top of page
Olga teen.jpg
Olga with computer.jpg

I came to the United States with my parents during what seemed to be the aftermath of the only cold war, and what turned out to be only an interlude. It is clear, in 2019, that we are living during a new, more inventive cold war--and in a quiet, episodic civil war. 

My collection, A Life Replaced: Poems with Translations from Anna Akhmatova and Vladimir Gandelsman, is an attempt to see the US as a complex country, a place of compassion and tribalism and social justice and intense hatred. And hope, for specific people with their specific actions. 


Millions of perfect strangers--perfectly wonderful strangers--welcome us, and each other. And yet there is, was, and may always be another America, the one with its own historical wounds as well as xenophobic aspirations--and, lately, outcries and crimes. These days, when even naturalized citizens of the United States are being denaturalized, my American life can be revoked at any time. The America this book attempts to describe is not hateful; neither do I picture it as Janus-faced. It includes immigrants and our own oversized emotional baggage. And the gyrations of nativist fear. And the possibility of this country as a refuge, only enabled by individuals, never by governments as a whole.

The poems I selected for this collection speak to me at this time of hatred, in our country. Akhmatova (1889–1966) provides inspiration for moral strength at times of terror: this, after all, is what Requiem, her tale of sorrow and survival in Stalin’s time is known for in the West. Less obviously, Akhmatova is also painstakingly honest in facing her own vulnerability and desperation at such periods in history. The intensity with which she admits her fear and her defeat amaze me. Rather than paint our own attempts at resistance as heroic, Akhmatova can teach us a kind of lucid humility. 

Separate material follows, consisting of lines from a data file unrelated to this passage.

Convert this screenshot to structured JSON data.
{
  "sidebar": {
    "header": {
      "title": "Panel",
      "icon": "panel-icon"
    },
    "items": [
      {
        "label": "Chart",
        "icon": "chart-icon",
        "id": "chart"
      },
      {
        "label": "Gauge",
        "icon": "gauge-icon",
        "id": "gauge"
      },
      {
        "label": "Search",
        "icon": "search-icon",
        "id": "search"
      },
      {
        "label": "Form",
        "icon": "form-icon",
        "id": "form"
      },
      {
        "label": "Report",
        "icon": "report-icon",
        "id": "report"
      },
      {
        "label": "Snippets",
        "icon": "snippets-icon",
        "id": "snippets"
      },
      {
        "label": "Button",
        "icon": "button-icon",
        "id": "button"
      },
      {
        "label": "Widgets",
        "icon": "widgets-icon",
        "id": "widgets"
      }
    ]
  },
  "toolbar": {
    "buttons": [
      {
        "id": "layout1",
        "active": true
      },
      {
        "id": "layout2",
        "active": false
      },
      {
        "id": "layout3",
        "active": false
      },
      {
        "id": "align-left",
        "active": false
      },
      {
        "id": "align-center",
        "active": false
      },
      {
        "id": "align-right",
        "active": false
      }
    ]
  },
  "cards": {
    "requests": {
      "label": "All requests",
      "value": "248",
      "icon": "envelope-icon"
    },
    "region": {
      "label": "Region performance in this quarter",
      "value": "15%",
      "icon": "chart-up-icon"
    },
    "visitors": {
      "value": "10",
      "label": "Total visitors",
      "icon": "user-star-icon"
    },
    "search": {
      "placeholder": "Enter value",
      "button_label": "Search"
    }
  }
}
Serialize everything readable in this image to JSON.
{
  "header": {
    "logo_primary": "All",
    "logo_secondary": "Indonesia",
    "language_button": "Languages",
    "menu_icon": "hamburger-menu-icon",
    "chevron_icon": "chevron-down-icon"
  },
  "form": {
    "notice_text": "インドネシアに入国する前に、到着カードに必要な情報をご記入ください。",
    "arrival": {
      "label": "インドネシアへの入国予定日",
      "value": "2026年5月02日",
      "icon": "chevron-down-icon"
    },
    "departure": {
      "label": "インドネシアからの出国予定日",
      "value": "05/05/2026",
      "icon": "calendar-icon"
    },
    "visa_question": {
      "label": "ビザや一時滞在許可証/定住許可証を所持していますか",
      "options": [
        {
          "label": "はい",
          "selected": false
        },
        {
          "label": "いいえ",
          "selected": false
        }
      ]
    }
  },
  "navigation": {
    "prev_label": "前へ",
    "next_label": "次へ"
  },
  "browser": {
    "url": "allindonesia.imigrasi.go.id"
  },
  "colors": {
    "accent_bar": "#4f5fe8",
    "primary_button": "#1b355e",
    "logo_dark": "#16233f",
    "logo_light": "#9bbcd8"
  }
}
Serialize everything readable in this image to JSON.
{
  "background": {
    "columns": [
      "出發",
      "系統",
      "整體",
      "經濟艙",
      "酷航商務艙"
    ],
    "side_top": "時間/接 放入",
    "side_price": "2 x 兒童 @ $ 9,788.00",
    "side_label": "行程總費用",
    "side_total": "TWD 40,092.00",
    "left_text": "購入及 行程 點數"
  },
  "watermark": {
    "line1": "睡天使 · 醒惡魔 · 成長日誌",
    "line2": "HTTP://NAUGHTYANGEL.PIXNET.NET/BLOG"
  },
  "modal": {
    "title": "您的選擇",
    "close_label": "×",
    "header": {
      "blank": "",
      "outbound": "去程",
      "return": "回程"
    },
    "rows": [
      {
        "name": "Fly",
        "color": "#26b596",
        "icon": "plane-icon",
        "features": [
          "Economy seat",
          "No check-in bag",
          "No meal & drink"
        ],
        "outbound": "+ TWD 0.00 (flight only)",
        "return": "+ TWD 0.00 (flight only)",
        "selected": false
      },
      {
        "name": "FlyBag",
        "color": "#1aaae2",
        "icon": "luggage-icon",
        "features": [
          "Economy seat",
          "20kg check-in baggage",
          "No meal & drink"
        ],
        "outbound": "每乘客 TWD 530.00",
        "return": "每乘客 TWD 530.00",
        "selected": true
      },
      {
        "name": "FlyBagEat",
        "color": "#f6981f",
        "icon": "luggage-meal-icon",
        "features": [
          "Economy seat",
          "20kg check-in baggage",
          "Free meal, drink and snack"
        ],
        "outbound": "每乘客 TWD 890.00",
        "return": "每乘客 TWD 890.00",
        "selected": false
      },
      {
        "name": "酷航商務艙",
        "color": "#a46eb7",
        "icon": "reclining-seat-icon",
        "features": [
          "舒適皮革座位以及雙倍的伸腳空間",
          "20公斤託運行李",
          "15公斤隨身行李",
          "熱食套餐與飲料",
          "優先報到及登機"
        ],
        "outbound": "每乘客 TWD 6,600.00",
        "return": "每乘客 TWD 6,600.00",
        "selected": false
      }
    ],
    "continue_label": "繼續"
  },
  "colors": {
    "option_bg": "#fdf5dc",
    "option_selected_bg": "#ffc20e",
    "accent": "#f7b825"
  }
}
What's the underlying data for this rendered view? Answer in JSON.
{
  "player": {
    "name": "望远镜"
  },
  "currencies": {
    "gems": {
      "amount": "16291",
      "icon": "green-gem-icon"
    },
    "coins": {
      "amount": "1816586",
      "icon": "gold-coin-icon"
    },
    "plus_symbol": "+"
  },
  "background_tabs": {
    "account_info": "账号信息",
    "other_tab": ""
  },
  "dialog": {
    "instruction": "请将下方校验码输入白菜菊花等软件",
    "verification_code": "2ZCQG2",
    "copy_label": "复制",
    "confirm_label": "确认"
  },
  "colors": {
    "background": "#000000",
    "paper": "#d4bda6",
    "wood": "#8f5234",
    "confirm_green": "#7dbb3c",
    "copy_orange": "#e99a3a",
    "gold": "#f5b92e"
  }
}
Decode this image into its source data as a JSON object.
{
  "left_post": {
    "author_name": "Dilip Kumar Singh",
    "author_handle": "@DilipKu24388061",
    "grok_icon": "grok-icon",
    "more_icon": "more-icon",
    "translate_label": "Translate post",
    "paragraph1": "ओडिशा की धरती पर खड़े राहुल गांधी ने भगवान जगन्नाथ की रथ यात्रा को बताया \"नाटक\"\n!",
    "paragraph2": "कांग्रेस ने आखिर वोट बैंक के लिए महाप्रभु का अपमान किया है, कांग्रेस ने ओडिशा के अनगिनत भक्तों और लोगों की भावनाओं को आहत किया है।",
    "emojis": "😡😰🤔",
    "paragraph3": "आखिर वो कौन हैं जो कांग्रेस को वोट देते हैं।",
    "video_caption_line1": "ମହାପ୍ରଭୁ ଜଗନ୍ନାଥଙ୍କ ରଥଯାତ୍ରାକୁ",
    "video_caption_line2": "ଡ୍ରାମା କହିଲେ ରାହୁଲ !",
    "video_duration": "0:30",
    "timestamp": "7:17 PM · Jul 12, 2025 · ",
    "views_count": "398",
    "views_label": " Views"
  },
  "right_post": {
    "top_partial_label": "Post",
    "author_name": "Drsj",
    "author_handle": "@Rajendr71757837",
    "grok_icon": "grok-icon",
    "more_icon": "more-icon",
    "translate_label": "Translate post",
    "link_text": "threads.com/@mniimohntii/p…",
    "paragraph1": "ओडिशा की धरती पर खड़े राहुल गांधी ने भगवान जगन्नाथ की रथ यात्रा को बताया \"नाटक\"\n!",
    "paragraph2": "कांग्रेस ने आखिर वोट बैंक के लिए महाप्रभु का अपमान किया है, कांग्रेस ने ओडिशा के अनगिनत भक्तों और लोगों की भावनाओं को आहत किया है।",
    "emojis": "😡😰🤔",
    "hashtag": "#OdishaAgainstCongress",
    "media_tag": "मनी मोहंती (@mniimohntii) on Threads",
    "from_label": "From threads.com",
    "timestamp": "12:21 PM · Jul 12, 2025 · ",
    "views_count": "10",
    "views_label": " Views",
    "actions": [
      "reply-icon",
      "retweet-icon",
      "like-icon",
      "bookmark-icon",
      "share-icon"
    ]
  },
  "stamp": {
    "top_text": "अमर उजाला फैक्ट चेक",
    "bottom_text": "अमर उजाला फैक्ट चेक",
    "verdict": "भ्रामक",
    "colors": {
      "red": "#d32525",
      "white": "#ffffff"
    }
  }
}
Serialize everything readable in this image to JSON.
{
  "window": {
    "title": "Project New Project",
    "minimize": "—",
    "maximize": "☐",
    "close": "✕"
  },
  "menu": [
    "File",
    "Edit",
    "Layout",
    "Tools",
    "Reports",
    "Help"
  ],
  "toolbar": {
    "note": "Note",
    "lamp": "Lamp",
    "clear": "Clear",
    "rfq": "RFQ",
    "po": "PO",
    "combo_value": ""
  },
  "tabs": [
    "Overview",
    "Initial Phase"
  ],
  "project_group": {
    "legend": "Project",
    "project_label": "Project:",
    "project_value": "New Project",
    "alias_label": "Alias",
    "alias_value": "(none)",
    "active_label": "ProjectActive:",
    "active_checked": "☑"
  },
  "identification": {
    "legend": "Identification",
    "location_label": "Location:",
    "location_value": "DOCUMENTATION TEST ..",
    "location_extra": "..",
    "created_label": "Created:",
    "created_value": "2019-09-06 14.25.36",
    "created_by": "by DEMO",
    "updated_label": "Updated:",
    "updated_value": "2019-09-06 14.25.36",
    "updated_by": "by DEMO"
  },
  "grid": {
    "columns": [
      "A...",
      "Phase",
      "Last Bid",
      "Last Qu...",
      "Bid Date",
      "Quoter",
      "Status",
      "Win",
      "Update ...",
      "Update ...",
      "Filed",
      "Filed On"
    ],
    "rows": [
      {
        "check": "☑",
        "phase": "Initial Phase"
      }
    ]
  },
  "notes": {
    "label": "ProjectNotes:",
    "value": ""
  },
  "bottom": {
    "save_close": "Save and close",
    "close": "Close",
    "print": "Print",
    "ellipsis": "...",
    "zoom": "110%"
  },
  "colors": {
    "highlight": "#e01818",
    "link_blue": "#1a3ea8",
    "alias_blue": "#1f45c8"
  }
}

Gandelsman is very much the literary child of the poets of the Russian Silver Age such as Akhmatova: he draws on their dramatic, spiritually intense version of modernism. Born in 1948, he is another poet from St. Petersburg (born in what was, then, post-war Leningrad). For many years, Gandelsman wrote in the oblivion of the literary underground; after coming to the United States in 1991, he was first able to publish his work, and is now highly acclaimed in Russia, where he won the Moscow Reckoning Prize, the highest award for poetry. He now divides his time between New York and St. Petersburg. 

I especially admire Gandelsman’s poetry that explores the thorny aspects of early years in immigration. It is with candor and acmeistically expressive detail that he treats the slow dying of the self that happens to many middle-aged immigrants in the United States—a topic Akhmatova would never need to touch, since she stayed in Soviet Russia through its many torturous decades. Gandelsman was forty-two when he came to the U.S., the same age as my mother when she arrived. For an adult steeped in his original culture—and a representative of that culture—it can be extremely hard to adapt. Gandelsman’s speaker cannot identify with the American cultural landscape. What he does, instead, is map a world of immigrant push-and-pull—of alienation and attraction to the new home. It is there that darkly comical Russian-English mixtures (“beeldeeng,” “feefty-feefty”) belie the integrity of the speaker’s lofty poetic diction. 

bottom of page